The entire route spans the Western Seaboard from Los Angeles to Seattle. Although much of the southern part of the route skips along the scenic coast, once the train gets to San Francisco, it veers inland through mountainous snow-covered mountains until it reaches its northernmost terminus.
I opted to pick up the train at Klamath Falls, Oregon, a city of 21,000 people located just over the California border. It promised to be a nearly continuous seven-hour ride punctuated by only a handful of stops.
By the time the train softly growled into the station, I was well primed to claim my seat. I had already been sitting at the station for a little over two hours as the Coastal Starlight was late, not an unusual occurrence I heard. On that day flash floods in Southern California delayed its trip.

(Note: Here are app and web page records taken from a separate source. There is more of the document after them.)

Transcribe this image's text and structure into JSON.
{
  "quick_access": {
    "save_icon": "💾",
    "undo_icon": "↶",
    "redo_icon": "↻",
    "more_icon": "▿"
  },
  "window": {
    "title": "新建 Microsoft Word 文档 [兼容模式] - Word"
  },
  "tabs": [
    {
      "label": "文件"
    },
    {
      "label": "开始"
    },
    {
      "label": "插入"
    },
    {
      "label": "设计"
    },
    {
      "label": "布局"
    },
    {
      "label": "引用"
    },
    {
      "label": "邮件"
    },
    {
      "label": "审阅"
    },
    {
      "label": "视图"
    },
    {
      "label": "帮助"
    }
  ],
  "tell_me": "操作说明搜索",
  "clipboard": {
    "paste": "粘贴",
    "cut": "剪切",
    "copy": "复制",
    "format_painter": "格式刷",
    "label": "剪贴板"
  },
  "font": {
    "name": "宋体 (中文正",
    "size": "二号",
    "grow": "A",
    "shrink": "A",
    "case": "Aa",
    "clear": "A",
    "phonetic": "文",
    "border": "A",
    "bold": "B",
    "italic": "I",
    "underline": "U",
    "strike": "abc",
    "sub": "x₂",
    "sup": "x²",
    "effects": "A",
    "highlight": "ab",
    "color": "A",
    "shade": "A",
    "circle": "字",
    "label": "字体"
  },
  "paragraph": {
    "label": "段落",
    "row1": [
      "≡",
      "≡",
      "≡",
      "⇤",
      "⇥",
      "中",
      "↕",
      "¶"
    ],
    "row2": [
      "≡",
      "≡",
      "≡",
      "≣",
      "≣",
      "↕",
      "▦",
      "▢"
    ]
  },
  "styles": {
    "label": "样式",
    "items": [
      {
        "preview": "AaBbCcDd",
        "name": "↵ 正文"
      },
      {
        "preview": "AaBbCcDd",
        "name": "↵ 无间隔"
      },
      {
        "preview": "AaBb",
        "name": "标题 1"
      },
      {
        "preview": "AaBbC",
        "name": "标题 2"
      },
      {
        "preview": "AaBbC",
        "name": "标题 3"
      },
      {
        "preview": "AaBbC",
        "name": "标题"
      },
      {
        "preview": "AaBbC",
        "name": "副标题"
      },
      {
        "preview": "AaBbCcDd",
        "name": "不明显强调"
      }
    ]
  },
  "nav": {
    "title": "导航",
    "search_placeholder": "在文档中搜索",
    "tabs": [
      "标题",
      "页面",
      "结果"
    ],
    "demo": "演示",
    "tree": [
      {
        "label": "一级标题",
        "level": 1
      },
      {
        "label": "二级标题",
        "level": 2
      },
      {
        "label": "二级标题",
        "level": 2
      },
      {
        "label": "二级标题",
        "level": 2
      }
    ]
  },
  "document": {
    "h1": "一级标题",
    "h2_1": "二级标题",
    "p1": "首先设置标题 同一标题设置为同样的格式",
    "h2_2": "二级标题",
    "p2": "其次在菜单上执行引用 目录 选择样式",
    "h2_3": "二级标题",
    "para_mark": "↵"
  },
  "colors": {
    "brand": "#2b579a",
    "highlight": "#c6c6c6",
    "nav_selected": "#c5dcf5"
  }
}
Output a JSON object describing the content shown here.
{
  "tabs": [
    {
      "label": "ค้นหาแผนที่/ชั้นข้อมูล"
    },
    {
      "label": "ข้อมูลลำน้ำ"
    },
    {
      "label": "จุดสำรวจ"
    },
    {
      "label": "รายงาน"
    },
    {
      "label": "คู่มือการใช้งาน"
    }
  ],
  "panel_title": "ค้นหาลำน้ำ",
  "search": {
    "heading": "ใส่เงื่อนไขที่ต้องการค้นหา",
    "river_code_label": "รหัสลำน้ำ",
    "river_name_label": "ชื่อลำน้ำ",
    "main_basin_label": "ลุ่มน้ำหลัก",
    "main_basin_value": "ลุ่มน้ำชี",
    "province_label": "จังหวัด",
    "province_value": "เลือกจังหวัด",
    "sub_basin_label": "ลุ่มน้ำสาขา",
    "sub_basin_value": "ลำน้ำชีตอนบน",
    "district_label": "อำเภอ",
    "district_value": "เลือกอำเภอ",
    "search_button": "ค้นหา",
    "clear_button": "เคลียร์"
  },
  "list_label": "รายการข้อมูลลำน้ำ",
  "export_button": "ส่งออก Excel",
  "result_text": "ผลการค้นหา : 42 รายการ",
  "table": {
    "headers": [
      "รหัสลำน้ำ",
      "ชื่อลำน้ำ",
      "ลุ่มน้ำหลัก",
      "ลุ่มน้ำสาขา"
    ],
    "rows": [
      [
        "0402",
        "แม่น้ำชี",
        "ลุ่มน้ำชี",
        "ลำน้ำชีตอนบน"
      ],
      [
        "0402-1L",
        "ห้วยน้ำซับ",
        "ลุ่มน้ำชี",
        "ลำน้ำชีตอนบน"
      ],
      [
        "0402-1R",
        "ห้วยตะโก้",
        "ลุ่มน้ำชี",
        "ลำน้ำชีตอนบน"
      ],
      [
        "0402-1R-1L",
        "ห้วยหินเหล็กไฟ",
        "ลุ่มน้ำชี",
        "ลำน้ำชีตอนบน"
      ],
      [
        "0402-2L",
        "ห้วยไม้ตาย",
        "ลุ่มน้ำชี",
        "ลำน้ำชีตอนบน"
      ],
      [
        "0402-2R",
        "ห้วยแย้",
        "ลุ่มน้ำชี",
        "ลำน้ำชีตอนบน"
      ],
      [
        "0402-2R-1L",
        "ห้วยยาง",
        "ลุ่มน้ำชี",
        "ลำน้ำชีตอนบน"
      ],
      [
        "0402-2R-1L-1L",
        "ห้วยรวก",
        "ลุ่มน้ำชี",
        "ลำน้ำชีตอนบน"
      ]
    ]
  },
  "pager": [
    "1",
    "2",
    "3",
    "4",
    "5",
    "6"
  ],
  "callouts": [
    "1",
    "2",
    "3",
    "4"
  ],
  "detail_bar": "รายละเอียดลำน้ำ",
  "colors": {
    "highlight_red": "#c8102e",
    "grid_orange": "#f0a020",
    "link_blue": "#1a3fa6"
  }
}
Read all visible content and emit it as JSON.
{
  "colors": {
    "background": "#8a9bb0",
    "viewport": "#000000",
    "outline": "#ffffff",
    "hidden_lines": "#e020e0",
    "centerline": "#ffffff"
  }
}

I had purchased a “Business Class” seat for only a few more dollars than coach, made even more affordable by the senior fares that Amtrak offers. It’s a seating designation that allowed – among other things – free Wifi, a voucher for a meal, more comfortable seats and a chance to pick where I’d sit.

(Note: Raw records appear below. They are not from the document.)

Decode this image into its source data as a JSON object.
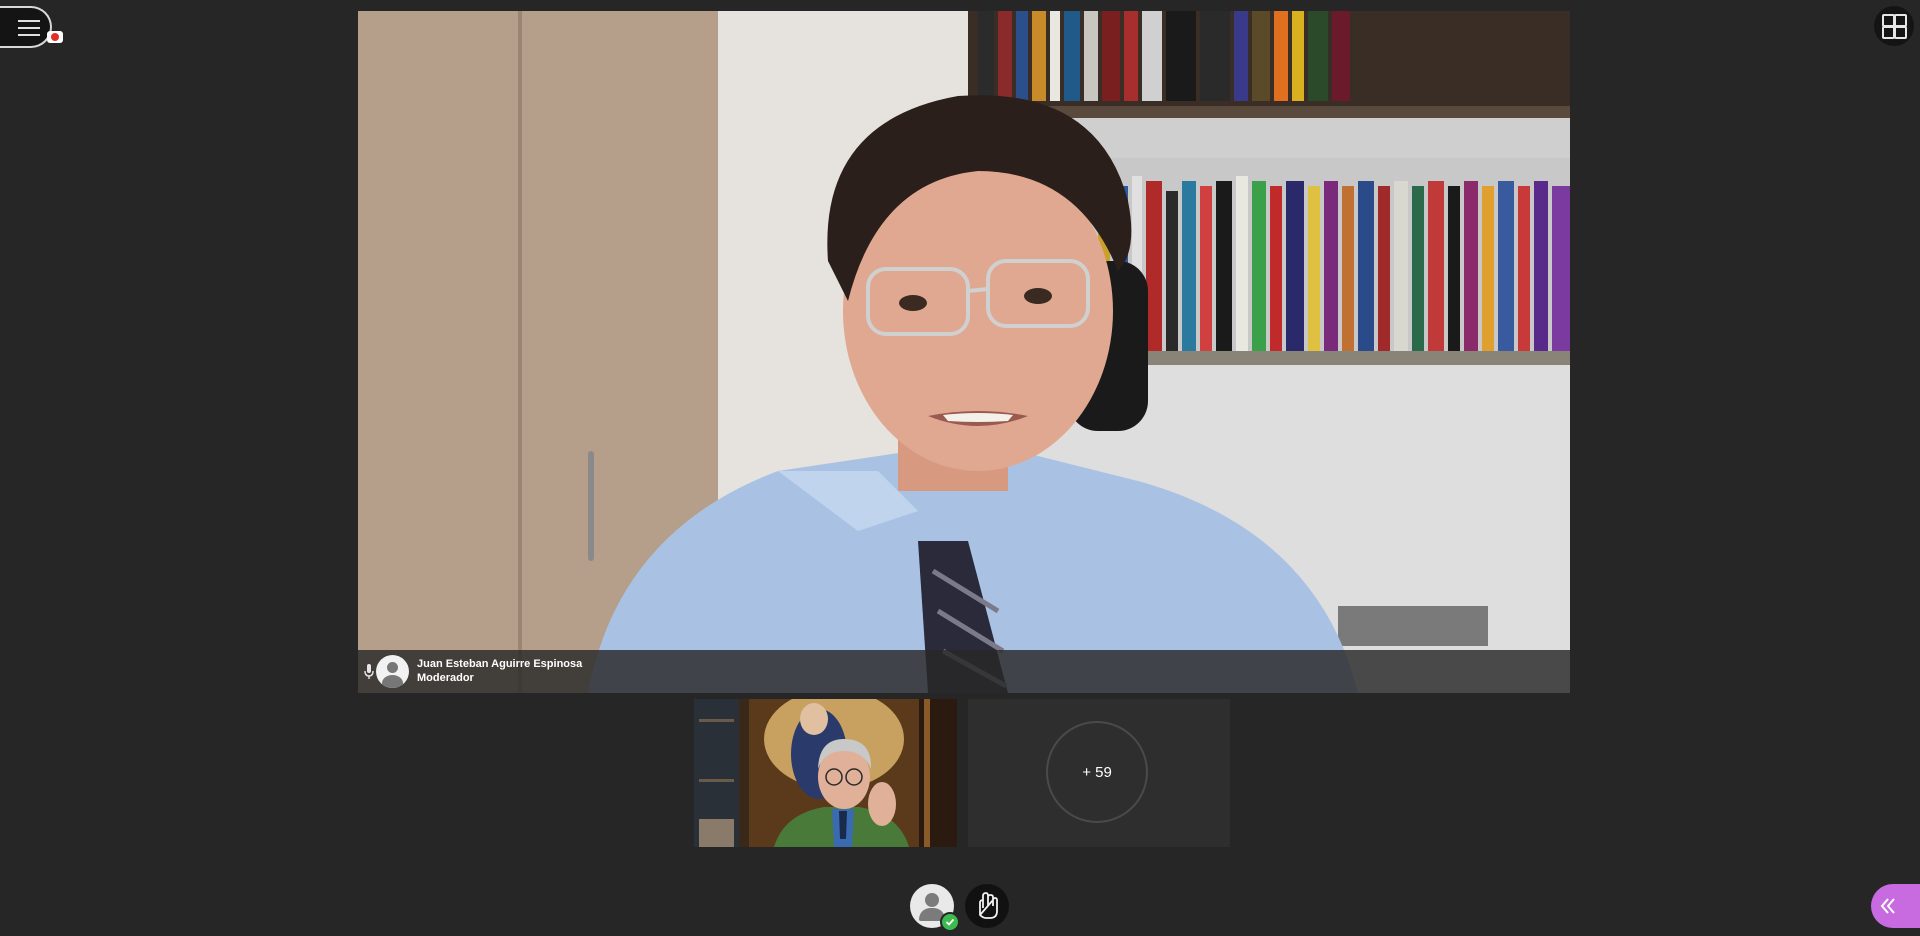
{
  "main_video": {
    "participant_name": "Juan Esteban Aguirre Espinosa",
    "participant_role": "Moderador"
  },
  "tiles": {
    "more_count_label": "+ 59"
  },
  "icons": {
    "menu": "menu-icon",
    "recording": "recording-icon",
    "layout": "grid-layout-icon",
    "mic": "microphone-icon",
    "avatar": "avatar-icon",
    "profile": "profile-icon",
    "status_check": "check-icon",
    "raise_hand": "raise-hand-icon",
    "collapse": "chevron-double-left-icon"
  },
  "colors": {
    "background": "#262626",
    "accent_purple": "#c86ae0",
    "status_green": "#3dbb4e",
    "recording_red": "#e0302a"
  }
}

However, when I boarded I immediately hustled to the “Great Dome” car, where passengers are seated comfortably at tables. In this car a see-through ceiling covers half the car’s roof and large windows stretch from knee to shoulder level.
Within the first few minutes I’m rewarded for my decision to take the train. I first catch sight of a soaring bald eagle riding the air currents above a nearby lake and then, as the lake recedes and scattered ranches proliferate, a golden eagle floats overhead.

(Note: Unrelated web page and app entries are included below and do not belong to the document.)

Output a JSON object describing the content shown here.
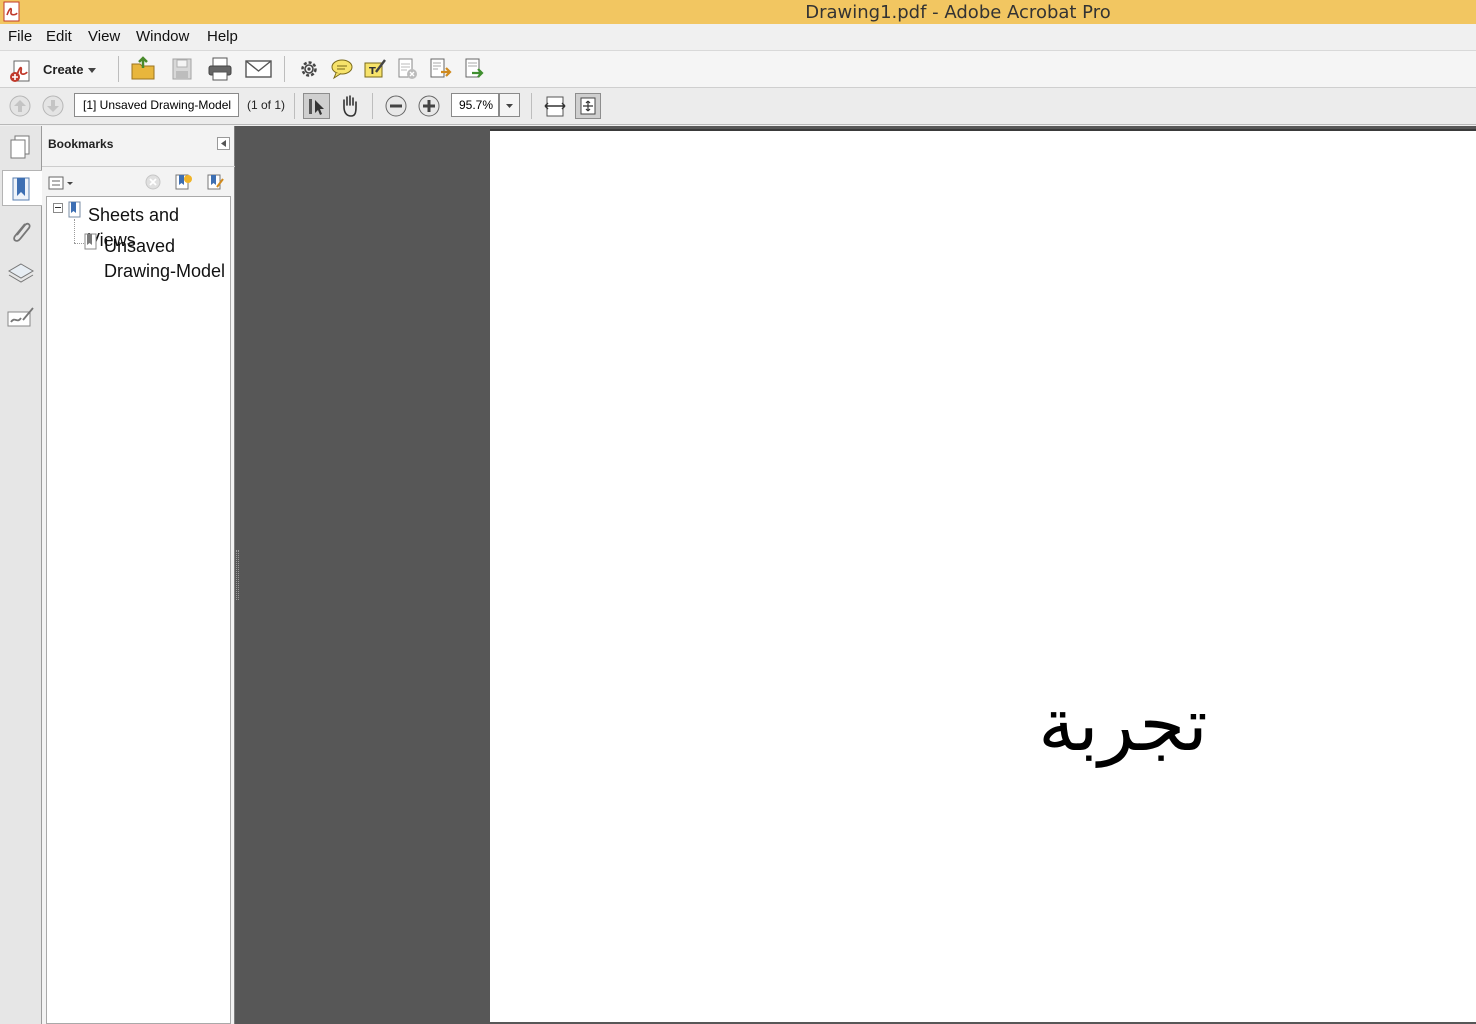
{
  "window": {
    "title": "Drawing1.pdf - Adobe Acrobat Pro"
  },
  "menu": {
    "items": [
      "File",
      "Edit",
      "View",
      "Window",
      "Help"
    ]
  },
  "toolbar": {
    "create_label": "Create",
    "icons": [
      "create-pdf-icon",
      "open-folder-icon",
      "save-icon",
      "print-icon",
      "email-icon",
      "settings-gear-icon",
      "comment-icon",
      "highlight-icon",
      "review-icon",
      "export-icon",
      "import-icon"
    ]
  },
  "nav_toolbar": {
    "page_field_value": "[1] Unsaved Drawing-Model",
    "page_count": "(1 of 1)",
    "zoom_value": "95.7%"
  },
  "bookmarks": {
    "title": "Bookmarks",
    "items": [
      {
        "label": "Sheets and Views",
        "level": 0,
        "expanded": true
      },
      {
        "label_line1": "Unsaved",
        "label_line2": "Drawing-Model",
        "level": 1
      }
    ]
  },
  "document": {
    "content_text": "تجربة"
  },
  "colors": {
    "titlebar": "#f2c661",
    "canvas": "#575757",
    "page": "#ffffff"
  }
}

In fact the chance to settle back and stare out the abundant windows instead of concentrating on maneuvering a car is rewarded time and time again.
White-barked birch trees become interspersed with pines as the train gains altitude. Snow blankets the sides of the tracks and tops mountains that loom in the distance. We pass by rock-layered canyons in which giant white ribbons curl along the canyon floor, signifying the existence of snow-covered frozen streams.
It’s hard for me to take my eyes off the lovely scenery passing by although others, some who may have taken the trip numerous times, are engaged in other pursuits.
Two men work studiously on their computers at a table near me, a couple behind me talk softly about the wedding of a friend, people read, people play games. In a neighboring car, a man quietly strums a guitar and others sleep.
All the while the train gently sways and the iron rails grind quietly beneath its wheels. The whistle blows from the engine far in front when we approach crossings.
Soon, a uniformed steward passes through the car to take reservations for lunch and dinner. Those meals are served in an adjacent dining car and, while certainly not luxurious, the time is special by virtue of the fact that you’re seated with fellow passengers at a table, giving strangers a chance to share their train experiences.
I was seated, for example, with a college student from the Netherlands and a retired couple on their honeymoon whose trip had been booked to include a compartment in a sleeper car. We had a wonderful time sharing experiences and memories.
After lunch, the train passed through Eugene and the landscape became flatter, farms more numerous.
I sat quietly in the Business Class car on this last part of the journey, sipping a coffee and gazing at the passing farms, homes and fields. The large padded leather seats, more than ample leg room and silence in this coach made it a perfect spot to relax to the point of slumber.
It had been a trip I would recommend to anyone with the need to travel but not on an iron-clad timeline. As Amtrak trains are susceptible to delays based on weather and other exigencies, it’s best to book these trips with plenty of time to spare at either end.
And even though the steward told us the train would arrive at my destination a bit later than expected because of its initial delay, my mood remained unspoiled. The rail-induced relaxation continued until I disembarked at Portland in the soft twilight.
As I’m now writing this I’m still basking in the magic of the trip.
Although it was my first such trip, it won’t be my last.